Brief: Reproduce every line of the material below exactly. No pictures belong in the copy.

Records for the exercise:
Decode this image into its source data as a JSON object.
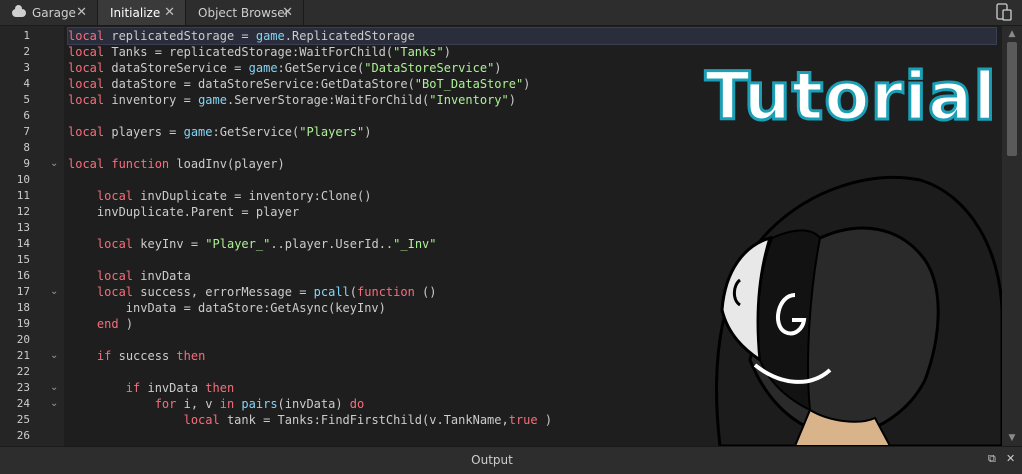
{
  "tabs": [
    {
      "label": "Garage",
      "close": "✕",
      "icon": "cloud-icon"
    },
    {
      "label": "Initialize",
      "close": "✕"
    },
    {
      "label": "Object Browser",
      "close": "✕"
    }
  ],
  "toolbar": {
    "device_icon": "device-emulator-icon"
  },
  "overlay": {
    "text": "Tutorial"
  },
  "output": {
    "title": "Output"
  },
  "code": {
    "line_numbers": [
      "1",
      "2",
      "3",
      "4",
      "5",
      "6",
      "7",
      "8",
      "9",
      "10",
      "11",
      "12",
      "13",
      "14",
      "15",
      "16",
      "17",
      "18",
      "19",
      "20",
      "21",
      "22",
      "23",
      "24",
      "25",
      "26"
    ],
    "folds": {
      "9": "v",
      "17": "v",
      "21": "v",
      "23": "v",
      "24": "v"
    },
    "lines": [
      [
        [
          "kw",
          "local"
        ],
        [
          "",
          "replicatedStorage = "
        ],
        [
          "gb",
          "game"
        ],
        [
          "",
          ".ReplicatedStorage"
        ]
      ],
      [
        [
          "kw",
          "local"
        ],
        [
          "",
          "Tanks = replicatedStorage:WaitForChild("
        ],
        [
          "str",
          "\"Tanks\""
        ],
        [
          "",
          ")"
        ]
      ],
      [
        [
          "kw",
          "local"
        ],
        [
          "",
          "dataStoreService = "
        ],
        [
          "gb",
          "game"
        ],
        [
          "",
          ":GetService("
        ],
        [
          "str",
          "\"DataStoreService\""
        ],
        [
          "",
          ")"
        ]
      ],
      [
        [
          "kw",
          "local"
        ],
        [
          "",
          "dataStore = dataStoreService:GetDataStore("
        ],
        [
          "str",
          "\"BoT_DataStore\""
        ],
        [
          "",
          ")"
        ]
      ],
      [
        [
          "kw",
          "local"
        ],
        [
          "",
          "inventory = "
        ],
        [
          "gb",
          "game"
        ],
        [
          "",
          ".ServerStorage:WaitForChild("
        ],
        [
          "str",
          "\"Inventory\""
        ],
        [
          "",
          ")"
        ]
      ],
      [],
      [
        [
          "kw",
          "local"
        ],
        [
          "",
          "players = "
        ],
        [
          "gb",
          "game"
        ],
        [
          "",
          ":GetService("
        ],
        [
          "str",
          "\"Players\""
        ],
        [
          "",
          ")"
        ]
      ],
      [],
      [
        [
          "kw",
          "local"
        ],
        [
          "",
          ""
        ],
        [
          "kw",
          "function"
        ],
        [
          "",
          "loadInv(player)"
        ]
      ],
      [],
      [
        [
          "",
          "    "
        ],
        [
          "kw",
          "local"
        ],
        [
          "",
          "invDuplicate = inventory:Clone()"
        ]
      ],
      [
        [
          "",
          "    invDuplicate.Parent = player"
        ]
      ],
      [],
      [
        [
          "",
          "    "
        ],
        [
          "kw",
          "local"
        ],
        [
          "",
          "keyInv = "
        ],
        [
          "str",
          "\"Player_\""
        ],
        [
          "",
          "..player.UserId.."
        ],
        [
          "str",
          "\"_Inv\""
        ]
      ],
      [],
      [
        [
          "",
          "    "
        ],
        [
          "kw",
          "local"
        ],
        [
          "",
          "invData"
        ]
      ],
      [
        [
          "",
          "    "
        ],
        [
          "kw",
          "local"
        ],
        [
          "",
          "success, errorMessage = "
        ],
        [
          "gb",
          "pcall"
        ],
        [
          "",
          "("
        ],
        [
          "kw",
          "function"
        ],
        [
          "",
          "()"
        ]
      ],
      [
        [
          "",
          "        invData = dataStore:GetAsync(keyInv)"
        ]
      ],
      [
        [
          "",
          "    "
        ],
        [
          "kw",
          "end"
        ],
        [
          "",
          ")"
        ]
      ],
      [],
      [
        [
          "",
          "    "
        ],
        [
          "kw",
          "if"
        ],
        [
          "",
          "success "
        ],
        [
          "kw",
          "then"
        ]
      ],
      [],
      [
        [
          "",
          "        "
        ],
        [
          "kw",
          "if"
        ],
        [
          "",
          "invData "
        ],
        [
          "kw",
          "then"
        ]
      ],
      [
        [
          "",
          "            "
        ],
        [
          "kw",
          "for"
        ],
        [
          "",
          "i, v "
        ],
        [
          "kw",
          "in"
        ],
        [
          "",
          ""
        ],
        [
          "gb",
          "pairs"
        ],
        [
          "",
          "(invData) "
        ],
        [
          "kw",
          "do"
        ]
      ],
      [
        [
          "",
          "                "
        ],
        [
          "kw",
          "local"
        ],
        [
          "",
          "tank = Tanks:FindFirstChild(v.TankName,"
        ],
        [
          "kw",
          "true"
        ],
        [
          "",
          ")"
        ]
      ],
      []
    ]
  }
}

Reply to the exercise:
Decode this image into its source data as a JSON object.
{
  "tabs": [
    {
      "label": "Garage",
      "close": "✕",
      "icon": "cloud-icon"
    },
    {
      "label": "Initialize",
      "close": "✕"
    },
    {
      "label": "Object Browser",
      "close": "✕"
    }
  ],
  "toolbar": {
    "device_icon": "device-emulator-icon"
  },
  "overlay": {
    "text": "Tutorial"
  },
  "output": {
    "title": "Output"
  },
  "code": {
    "line_numbers": [
      "1",
      "2",
      "3",
      "4",
      "5",
      "6",
      "7",
      "8",
      "9",
      "10",
      "11",
      "12",
      "13",
      "14",
      "15",
      "16",
      "17",
      "18",
      "19",
      "20",
      "21",
      "22",
      "23",
      "24",
      "25",
      "26"
    ],
    "folds": {
      "9": "v",
      "17": "v",
      "21": "v",
      "23": "v",
      "24": "v"
    },
    "lines": [
      [
        [
          "kw",
          "local"
        ],
        [
          "",
          "replicatedStorage = "
        ],
        [
          "gb",
          "game"
        ],
        [
          "",
          ".ReplicatedStorage"
        ]
      ],
      [
        [
          "kw",
          "local"
        ],
        [
          "",
          "Tanks = replicatedStorage:WaitForChild("
        ],
        [
          "str",
          "\"Tanks\""
        ],
        [
          "",
          ")"
        ]
      ],
      [
        [
          "kw",
          "local"
        ],
        [
          "",
          "dataStoreService = "
        ],
        [
          "gb",
          "game"
        ],
        [
          "",
          ":GetService("
        ],
        [
          "str",
          "\"DataStoreService\""
        ],
        [
          "",
          ")"
        ]
      ],
      [
        [
          "kw",
          "local"
        ],
        [
          "",
          "dataStore = dataStoreService:GetDataStore("
        ],
        [
          "str",
          "\"BoT_DataStore\""
        ],
        [
          "",
          ")"
        ]
      ],
      [
        [
          "kw",
          "local"
        ],
        [
          "",
          "inventory = "
        ],
        [
          "gb",
          "game"
        ],
        [
          "",
          ".ServerStorage:WaitForChild("
        ],
        [
          "str",
          "\"Inventory\""
        ],
        [
          "",
          ")"
        ]
      ],
      [],
      [
        [
          "kw",
          "local"
        ],
        [
          "",
          "players = "
        ],
        [
          "gb",
          "game"
        ],
        [
          "",
          ":GetService("
        ],
        [
          "str",
          "\"Players\""
        ],
        [
          "",
          ")"
        ]
      ],
      [],
      [
        [
          "kw",
          "local"
        ],
        [
          "",
          ""
        ],
        [
          "kw",
          "function"
        ],
        [
          "",
          "loadInv(player)"
        ]
      ],
      [],
      [
        [
          "",
          "    "
        ],
        [
          "kw",
          "local"
        ],
        [
          "",
          "invDuplicate = inventory:Clone()"
        ]
      ],
      [
        [
          "",
          "    invDuplicate.Parent = player"
        ]
      ],
      [],
      [
        [
          "",
          "    "
        ],
        [
          "kw",
          "local"
        ],
        [
          "",
          "keyInv = "
        ],
        [
          "str",
          "\"Player_\""
        ],
        [
          "",
          "..player.UserId.."
        ],
        [
          "str",
          "\"_Inv\""
        ]
      ],
      [],
      [
        [
          "",
          "    "
        ],
        [
          "kw",
          "local"
        ],
        [
          "",
          "invData"
        ]
      ],
      [
        [
          "",
          "    "
        ],
        [
          "kw",
          "local"
        ],
        [
          "",
          "success, errorMessage = "
        ],
        [
          "gb",
          "pcall"
        ],
        [
          "",
          "("
        ],
        [
          "kw",
          "function"
        ],
        [
          "",
          "()"
        ]
      ],
      [
        [
          "",
          "        invData = dataStore:GetAsync(keyInv)"
        ]
      ],
      [
        [
          "",
          "    "
        ],
        [
          "kw",
          "end"
        ],
        [
          "",
          ")"
        ]
      ],
      [],
      [
        [
          "",
          "    "
        ],
        [
          "kw",
          "if"
        ],
        [
          "",
          "success "
        ],
        [
          "kw",
          "then"
        ]
      ],
      [],
      [
        [
          "",
          "        "
        ],
        [
          "kw",
          "if"
        ],
        [
          "",
          "invData "
        ],
        [
          "kw",
          "then"
        ]
      ],
      [
        [
          "",
          "            "
        ],
        [
          "kw",
          "for"
        ],
        [
          "",
          "i, v "
        ],
        [
          "kw",
          "in"
        ],
        [
          "",
          ""
        ],
        [
          "gb",
          "pairs"
        ],
        [
          "",
          "(invData) "
        ],
        [
          "kw",
          "do"
        ]
      ],
      [
        [
          "",
          "                "
        ],
        [
          "kw",
          "local"
        ],
        [
          "",
          "tank = Tanks:FindFirstChild(v.TankName,"
        ],
        [
          "kw",
          "true"
        ],
        [
          "",
          ")"
        ]
      ],
      []
    ]
  }
}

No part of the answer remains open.